» **Work required**
Scan the data below for the string "true". Copy every line where it appears.

» **Data section**
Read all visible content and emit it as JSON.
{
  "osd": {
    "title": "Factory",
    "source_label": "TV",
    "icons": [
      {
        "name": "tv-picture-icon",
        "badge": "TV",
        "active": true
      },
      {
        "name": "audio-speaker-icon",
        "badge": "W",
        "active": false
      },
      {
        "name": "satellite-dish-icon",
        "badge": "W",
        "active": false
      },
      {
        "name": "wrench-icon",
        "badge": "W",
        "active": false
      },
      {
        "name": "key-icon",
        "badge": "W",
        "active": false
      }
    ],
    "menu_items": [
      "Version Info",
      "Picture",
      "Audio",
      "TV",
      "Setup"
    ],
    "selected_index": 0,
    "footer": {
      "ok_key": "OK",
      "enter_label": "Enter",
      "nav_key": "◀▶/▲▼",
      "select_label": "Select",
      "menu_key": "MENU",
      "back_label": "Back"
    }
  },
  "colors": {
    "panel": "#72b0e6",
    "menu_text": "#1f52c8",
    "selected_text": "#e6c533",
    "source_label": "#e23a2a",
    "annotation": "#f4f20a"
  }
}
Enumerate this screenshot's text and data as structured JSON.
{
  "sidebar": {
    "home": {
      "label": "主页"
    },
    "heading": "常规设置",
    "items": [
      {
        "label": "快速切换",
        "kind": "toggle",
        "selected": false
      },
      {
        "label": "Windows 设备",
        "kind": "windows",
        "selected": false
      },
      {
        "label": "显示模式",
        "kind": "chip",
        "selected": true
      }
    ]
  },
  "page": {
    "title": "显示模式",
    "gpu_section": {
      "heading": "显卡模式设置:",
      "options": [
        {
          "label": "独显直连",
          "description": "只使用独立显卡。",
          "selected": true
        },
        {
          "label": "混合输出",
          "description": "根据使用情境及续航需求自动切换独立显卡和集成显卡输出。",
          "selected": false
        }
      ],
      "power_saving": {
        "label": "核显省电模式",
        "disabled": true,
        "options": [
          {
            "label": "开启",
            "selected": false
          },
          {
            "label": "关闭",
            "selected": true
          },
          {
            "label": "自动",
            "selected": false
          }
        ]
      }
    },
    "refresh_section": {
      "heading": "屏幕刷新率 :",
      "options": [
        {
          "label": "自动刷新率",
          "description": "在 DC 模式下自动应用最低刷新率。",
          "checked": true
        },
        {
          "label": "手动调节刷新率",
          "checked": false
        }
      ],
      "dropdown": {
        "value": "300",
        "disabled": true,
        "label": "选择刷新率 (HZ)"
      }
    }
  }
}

» **Result of this task**
        "active": true
        "selected": true
          "selected": true
        "disabled": true,
            "selected": true
          "checked": true
        "disabled": true,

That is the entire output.